Denise Ferreira da Silva

Part of the New Vocabularies, New Grammars: Imagining Other Worlds Series

February 24, 2022

Denise Ferreira da Silva: The Racial Event

Event Description

The series “New Vocabularies, New Grammars: Imagining Other Worlds” will focus on critics and intellectuals who in their writing and thinking undo the divisions and separations between disciplines and genres, as well as divisions between political action and intellectual engagement. In this practice of border/crossing, new languages and grammars can be imagined to signify other worlds to resist and oppose the imposed violence of colonial epistemes.

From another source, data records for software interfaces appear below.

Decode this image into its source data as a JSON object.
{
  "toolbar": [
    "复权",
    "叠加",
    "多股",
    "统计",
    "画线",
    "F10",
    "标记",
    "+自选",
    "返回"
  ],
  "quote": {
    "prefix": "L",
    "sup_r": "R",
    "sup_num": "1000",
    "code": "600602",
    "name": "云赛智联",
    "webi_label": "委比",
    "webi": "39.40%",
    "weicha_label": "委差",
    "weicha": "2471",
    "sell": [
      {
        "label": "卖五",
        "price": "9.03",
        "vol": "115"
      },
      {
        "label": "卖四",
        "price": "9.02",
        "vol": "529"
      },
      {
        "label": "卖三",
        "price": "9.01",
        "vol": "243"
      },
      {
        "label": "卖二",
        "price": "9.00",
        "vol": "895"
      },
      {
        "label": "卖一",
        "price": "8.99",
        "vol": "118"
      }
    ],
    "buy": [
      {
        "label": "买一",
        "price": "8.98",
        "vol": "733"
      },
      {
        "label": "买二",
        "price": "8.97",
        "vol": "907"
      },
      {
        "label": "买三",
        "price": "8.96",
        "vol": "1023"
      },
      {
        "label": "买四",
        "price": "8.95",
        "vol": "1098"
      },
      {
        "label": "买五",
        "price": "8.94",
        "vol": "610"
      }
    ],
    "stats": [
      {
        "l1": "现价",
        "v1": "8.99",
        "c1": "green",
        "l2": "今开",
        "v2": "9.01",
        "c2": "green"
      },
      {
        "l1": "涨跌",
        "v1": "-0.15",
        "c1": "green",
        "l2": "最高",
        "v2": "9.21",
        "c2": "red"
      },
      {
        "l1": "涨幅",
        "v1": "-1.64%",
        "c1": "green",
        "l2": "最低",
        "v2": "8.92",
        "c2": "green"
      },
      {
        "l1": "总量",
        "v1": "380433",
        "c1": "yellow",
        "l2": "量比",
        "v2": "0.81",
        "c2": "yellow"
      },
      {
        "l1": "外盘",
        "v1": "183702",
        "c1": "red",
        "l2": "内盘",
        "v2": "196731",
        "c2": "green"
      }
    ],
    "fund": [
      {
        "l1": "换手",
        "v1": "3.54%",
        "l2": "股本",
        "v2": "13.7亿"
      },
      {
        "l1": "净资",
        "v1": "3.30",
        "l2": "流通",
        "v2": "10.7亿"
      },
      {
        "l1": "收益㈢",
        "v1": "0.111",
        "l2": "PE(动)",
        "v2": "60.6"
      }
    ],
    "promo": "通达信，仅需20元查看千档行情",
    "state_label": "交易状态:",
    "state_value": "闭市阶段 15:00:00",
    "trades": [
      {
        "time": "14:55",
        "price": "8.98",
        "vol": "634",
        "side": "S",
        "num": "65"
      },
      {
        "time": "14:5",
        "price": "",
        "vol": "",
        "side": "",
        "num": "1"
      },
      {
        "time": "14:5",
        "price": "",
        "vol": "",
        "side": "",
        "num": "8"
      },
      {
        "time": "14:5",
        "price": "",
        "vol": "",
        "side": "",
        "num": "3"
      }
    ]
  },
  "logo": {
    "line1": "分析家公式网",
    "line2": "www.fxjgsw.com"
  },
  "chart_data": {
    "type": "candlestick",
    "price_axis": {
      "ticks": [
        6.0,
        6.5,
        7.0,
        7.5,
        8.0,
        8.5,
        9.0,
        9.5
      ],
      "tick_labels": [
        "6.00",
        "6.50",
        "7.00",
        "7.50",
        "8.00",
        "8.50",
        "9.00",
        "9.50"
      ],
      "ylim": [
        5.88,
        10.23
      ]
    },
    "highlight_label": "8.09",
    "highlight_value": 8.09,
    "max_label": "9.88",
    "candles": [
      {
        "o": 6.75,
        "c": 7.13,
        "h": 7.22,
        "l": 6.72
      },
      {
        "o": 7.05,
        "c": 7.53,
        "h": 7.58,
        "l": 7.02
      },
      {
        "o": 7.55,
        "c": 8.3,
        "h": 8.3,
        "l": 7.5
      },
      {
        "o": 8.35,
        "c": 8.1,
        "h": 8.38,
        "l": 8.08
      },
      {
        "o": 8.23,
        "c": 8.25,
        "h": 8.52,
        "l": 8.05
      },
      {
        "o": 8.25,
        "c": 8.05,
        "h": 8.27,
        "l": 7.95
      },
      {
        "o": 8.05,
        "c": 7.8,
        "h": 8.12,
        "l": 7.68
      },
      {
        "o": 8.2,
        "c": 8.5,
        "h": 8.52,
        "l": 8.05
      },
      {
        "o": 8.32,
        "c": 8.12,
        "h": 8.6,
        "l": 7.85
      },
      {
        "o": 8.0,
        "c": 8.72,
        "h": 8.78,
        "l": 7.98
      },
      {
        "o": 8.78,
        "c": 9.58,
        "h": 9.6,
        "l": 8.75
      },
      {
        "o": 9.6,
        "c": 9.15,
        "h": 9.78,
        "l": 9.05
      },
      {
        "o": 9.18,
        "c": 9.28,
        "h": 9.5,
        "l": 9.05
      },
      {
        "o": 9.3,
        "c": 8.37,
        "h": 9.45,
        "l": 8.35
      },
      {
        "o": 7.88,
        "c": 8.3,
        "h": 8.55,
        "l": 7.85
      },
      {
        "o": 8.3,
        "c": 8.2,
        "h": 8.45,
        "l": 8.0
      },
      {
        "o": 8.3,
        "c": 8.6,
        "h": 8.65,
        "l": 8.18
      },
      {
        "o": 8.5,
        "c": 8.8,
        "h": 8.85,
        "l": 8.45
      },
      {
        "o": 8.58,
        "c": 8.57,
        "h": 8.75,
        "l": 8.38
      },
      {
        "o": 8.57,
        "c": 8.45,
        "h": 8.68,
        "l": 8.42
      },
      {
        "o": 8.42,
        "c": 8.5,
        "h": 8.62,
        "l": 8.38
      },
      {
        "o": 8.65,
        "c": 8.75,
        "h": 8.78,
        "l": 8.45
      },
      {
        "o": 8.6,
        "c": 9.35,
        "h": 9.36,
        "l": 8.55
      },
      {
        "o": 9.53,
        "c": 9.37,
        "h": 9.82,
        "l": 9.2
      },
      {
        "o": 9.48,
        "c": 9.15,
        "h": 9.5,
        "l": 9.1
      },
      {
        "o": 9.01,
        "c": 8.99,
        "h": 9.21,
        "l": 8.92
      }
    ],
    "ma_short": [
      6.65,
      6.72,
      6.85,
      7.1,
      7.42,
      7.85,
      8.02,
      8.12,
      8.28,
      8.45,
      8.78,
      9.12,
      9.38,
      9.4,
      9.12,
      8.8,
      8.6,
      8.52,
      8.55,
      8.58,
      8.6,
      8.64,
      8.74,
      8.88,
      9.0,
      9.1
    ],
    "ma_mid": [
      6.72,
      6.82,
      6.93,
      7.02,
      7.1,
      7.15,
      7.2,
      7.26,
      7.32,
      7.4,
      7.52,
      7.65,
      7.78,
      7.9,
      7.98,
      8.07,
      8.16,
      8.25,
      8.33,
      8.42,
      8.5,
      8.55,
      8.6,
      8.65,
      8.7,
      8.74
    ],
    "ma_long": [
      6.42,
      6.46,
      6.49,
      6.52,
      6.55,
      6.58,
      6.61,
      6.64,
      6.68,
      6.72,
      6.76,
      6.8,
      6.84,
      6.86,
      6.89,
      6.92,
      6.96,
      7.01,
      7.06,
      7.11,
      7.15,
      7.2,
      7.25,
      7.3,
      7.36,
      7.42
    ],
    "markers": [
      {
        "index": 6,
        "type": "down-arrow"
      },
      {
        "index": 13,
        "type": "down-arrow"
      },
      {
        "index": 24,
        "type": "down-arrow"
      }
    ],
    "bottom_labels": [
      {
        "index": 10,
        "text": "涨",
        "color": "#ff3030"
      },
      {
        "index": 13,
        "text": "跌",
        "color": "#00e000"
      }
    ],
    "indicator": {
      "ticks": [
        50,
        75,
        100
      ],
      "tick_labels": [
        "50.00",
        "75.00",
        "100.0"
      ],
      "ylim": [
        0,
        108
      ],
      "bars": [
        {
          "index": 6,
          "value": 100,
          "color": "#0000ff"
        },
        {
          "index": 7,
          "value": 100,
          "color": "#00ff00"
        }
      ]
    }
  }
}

These scholars, critics, and political actors offer the dynamism of indeterminacy, inviting practices that bring together words and worlds.

In the second event in this series, Denise Ferreira da Silva will speak in conversation with CLAS Chair Natalia Brizuela and Nejat Kedir. Dr. Ferreira da Silva is an academic and a practicing artist whose work addresses the ethico-political challenges of the global present.


Denise Ferreira da Silva is a Professor & Director of The Social Justice Institute at the University of British Columbia; Senior Faculty Fellow at St John’s College. Dr. Ferreira da Silva is also an Adjunct Professor in the Department of Fine Arts at Monash University; an editor at Living Commons Press, and a member of several boards, including Haus de Kulturen de Welt (Berlin), International Consortium for Critical Theory Programs, and the journals Postmodern Culture, Social Identities, and Dark Matter.

Natalia Brizuela is the Class of 1930 Chair of the Center for Latin American Studies, and a professor of Film & Media and Spanish & Portuguese at UC Berkeley, with affiliations in the Gender and Women’s Studies and the Program in Critical Theory.

Nejat Kedir is a Phd. student in African American and African Diaspora Studies. She is interested in 19th century Black diasporic literature and philosophy.


Cosponsored by the Rhetoric Department and the International Consortium of Critical Theory Programs, with support from the Andrew W. Mellon Foundation and the Vice Chancellor for Research.